"The Lion, The Witch and the Wardrobe" opens as four children (Lucy, Edmund, Susan and Peter) are being shipped to a country mansion to avoid German bombings. While exploring the house, Lucy accidently ventures into a winter-locked world called Narnia, ruled over by the evil White Witch. The god-king Aslan is about to return to destroy the Witch -- but she has a hold on Edmund....
"Prince Caspian" takes place long after the events of the first book. Young Prince Caspian escapes his uncle's castle when his life is threatened, and he finds refuge with the hidden races of Narnia -- dwarves, talking animals, dryads, centaurs and many others. And to help Caspian regain the throne, the two kings and two queens of Narnia are called back...
"Voyage of the Dawn Treader" begins when Edmund, Lucy and their obnoxious cousin Eustace are sucked through a painting into Narnia, where their pal Caspian is now king of Narnia (not to mention fully grown). Caspian is heading toward the end of the world to find several knights who were banished, and vanished into the perilous islands along the sea.Read more ›

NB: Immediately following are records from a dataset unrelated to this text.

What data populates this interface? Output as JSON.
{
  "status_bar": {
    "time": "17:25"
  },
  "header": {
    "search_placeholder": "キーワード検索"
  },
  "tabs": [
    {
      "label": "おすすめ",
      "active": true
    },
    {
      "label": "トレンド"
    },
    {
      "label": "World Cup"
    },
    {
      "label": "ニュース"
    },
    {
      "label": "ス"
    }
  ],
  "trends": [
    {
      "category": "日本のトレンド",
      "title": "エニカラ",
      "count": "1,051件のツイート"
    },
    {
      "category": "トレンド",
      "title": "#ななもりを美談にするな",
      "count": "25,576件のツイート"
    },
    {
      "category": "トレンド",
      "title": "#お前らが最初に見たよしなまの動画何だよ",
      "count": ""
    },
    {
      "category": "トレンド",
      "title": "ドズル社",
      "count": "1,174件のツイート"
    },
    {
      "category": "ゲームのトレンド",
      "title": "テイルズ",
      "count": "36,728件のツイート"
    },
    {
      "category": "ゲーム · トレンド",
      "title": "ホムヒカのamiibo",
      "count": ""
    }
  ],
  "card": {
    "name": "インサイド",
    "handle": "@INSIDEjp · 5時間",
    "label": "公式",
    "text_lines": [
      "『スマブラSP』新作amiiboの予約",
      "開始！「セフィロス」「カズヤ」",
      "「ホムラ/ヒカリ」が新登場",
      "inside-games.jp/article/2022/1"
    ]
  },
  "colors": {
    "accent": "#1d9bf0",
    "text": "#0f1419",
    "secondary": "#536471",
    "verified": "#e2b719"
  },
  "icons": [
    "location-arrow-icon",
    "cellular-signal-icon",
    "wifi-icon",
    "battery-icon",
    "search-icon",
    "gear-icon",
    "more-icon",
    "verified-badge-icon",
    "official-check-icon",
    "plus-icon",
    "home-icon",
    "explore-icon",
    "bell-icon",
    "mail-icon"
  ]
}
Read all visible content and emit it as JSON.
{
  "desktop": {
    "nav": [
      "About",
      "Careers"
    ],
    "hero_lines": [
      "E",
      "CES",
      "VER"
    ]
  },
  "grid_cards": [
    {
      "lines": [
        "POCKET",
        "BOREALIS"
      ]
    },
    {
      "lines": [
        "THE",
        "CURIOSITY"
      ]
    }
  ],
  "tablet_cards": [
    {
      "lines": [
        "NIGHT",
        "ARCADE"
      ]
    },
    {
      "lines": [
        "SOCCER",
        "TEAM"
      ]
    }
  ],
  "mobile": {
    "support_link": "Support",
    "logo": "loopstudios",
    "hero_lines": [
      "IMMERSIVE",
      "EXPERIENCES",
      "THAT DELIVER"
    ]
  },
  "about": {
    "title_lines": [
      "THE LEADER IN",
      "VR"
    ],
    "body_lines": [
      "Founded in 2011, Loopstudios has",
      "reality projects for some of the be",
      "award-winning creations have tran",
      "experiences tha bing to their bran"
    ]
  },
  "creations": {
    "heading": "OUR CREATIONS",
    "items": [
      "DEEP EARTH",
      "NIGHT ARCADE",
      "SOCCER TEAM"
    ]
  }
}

Surely most people are already familiar with the content of this series but as a review is a review I will elaborate into what I find to be so fantastic about these magical books.

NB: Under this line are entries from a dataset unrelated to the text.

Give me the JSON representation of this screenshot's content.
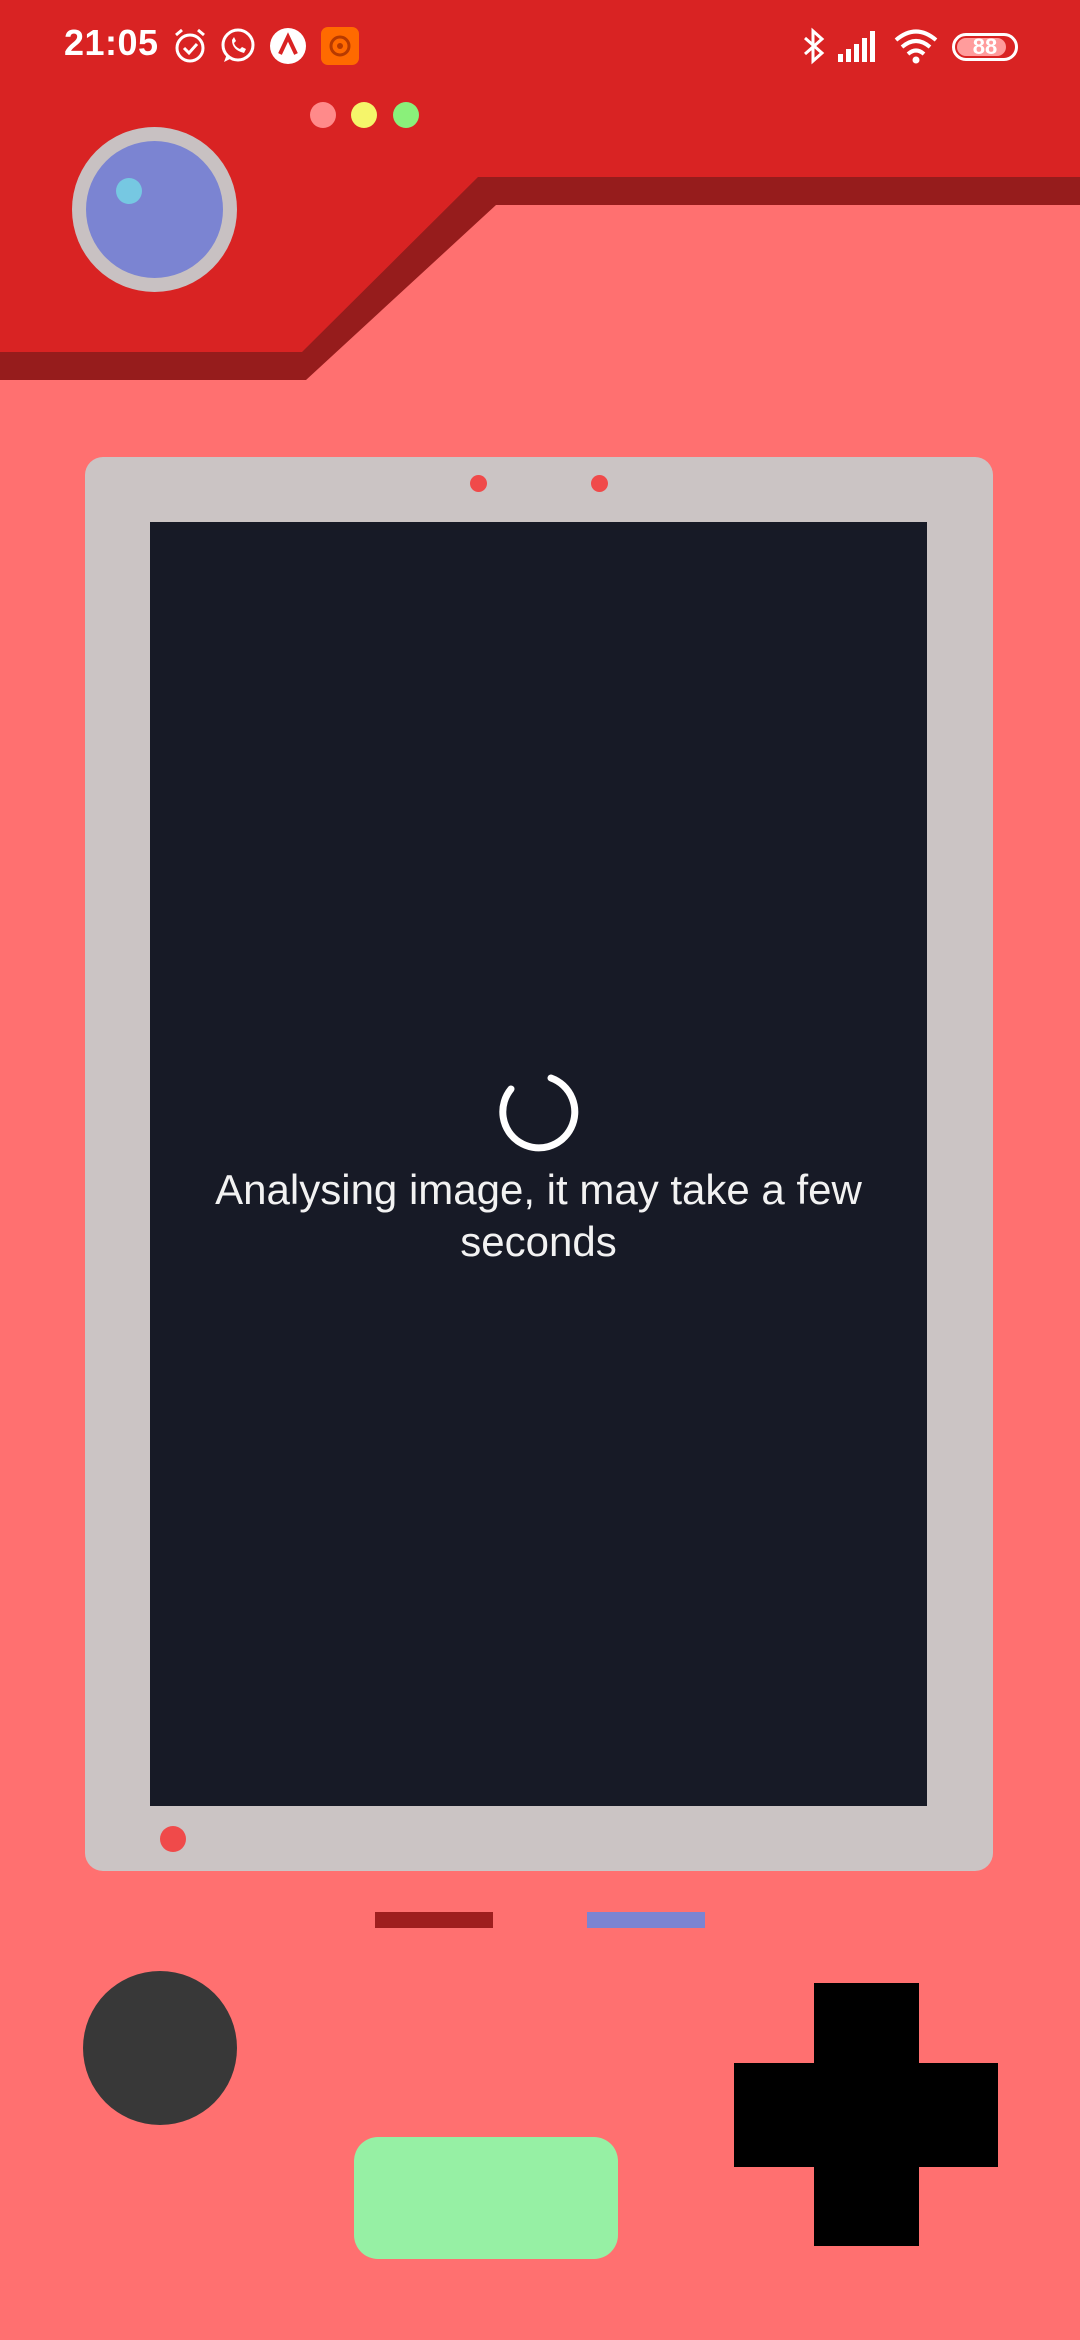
{
  "status_bar": {
    "time": "21:05",
    "left_icons": [
      "alarm-icon",
      "whatsapp-icon",
      "app-a-icon",
      "record-app-icon"
    ],
    "right_icons": [
      "bluetooth-icon",
      "signal-icon",
      "wifi-icon"
    ],
    "battery": "88",
    "battery_level": 0.88
  },
  "indicator_lights": [
    {
      "name": "red-light",
      "color": "#ff8a8a"
    },
    {
      "name": "yellow-light",
      "color": "#f5f56a"
    },
    {
      "name": "green-light",
      "color": "#8af07a"
    }
  ],
  "loading": {
    "message": "Analysing image, it may take a few seconds"
  },
  "colors": {
    "background": "#ff7070",
    "header_red": "#d92323",
    "header_shadow": "#961c1c",
    "frame": "#cbc4c4",
    "screen": "#171a26",
    "lens": "#7b84d2",
    "green_button": "#96f0a4",
    "round_button": "#383838"
  }
}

Narnia is almost tangible after having read these books, and anyone with a shred of child-like imagination in them can not help but enjoy the tales of magic, witchcraft, truth & beauty, with goodness triumphing over evil as it always should.
My favourite two within the seven chronicles are "The Magicians Nephew", and "The Lion, The Witch, and The Wardrobe". Between thse two we are introduced to what I would consider to be the main characters of the series being Digory, Polly, Edmund, Lucy, Susan, and Peter.
I can't go on much further with this review as it is difficult to review one book let alone seven-in-one. Needless to say I recommend that any parent introduce this book to their child at an early age and help instill a sense of values, and yet also the ability to imagine and be open minded to the unknown.
I first read this as a youngster, and it grabbed my imagination in a way that no other book (with the possible exception of Lord of the Rings) has done since. Now, revisiting the land of Narnia over a quarter of a century later, was like an unexpected joyous meeting with a long lost friend.
Children will be captivated with the adventures and more mature readers will appreciate the hidden depths, as well as forgetting their troubles by being transported back to happier, more carefree days.
A genuinely magnificent work that gets into your dreams and never truly leaves you.
Narnia is series of adventures for children, but like the best of such stories, continues to hold power for adults who read them as well. Resurgence in popularity of late has occurred because of the film, 'The Lion, the Witch and the Wardrobe', second in the series (depending upon which chronology one follows), but the whole series is a charmer. In 'The Lion, the Witch and the Wardrobe', the story focuses upon Peter, Susan, Edmund, and Lucy, four exiles from war-time London in the English countryside who discover the portal to Narnia in the back of a mysterious wardrobe. The king of Narnia, Aslan the lion (whose imagery fits both Christian and English mythic lore) is battling the icy witch, who styles herself as Queen of Narnia. Through a classic struggle of good and evil in epic battle format, the pure-hearted children and the graceful king Aslan win the day, but eventually the children must return to their own world, even after such adventures.Read more ›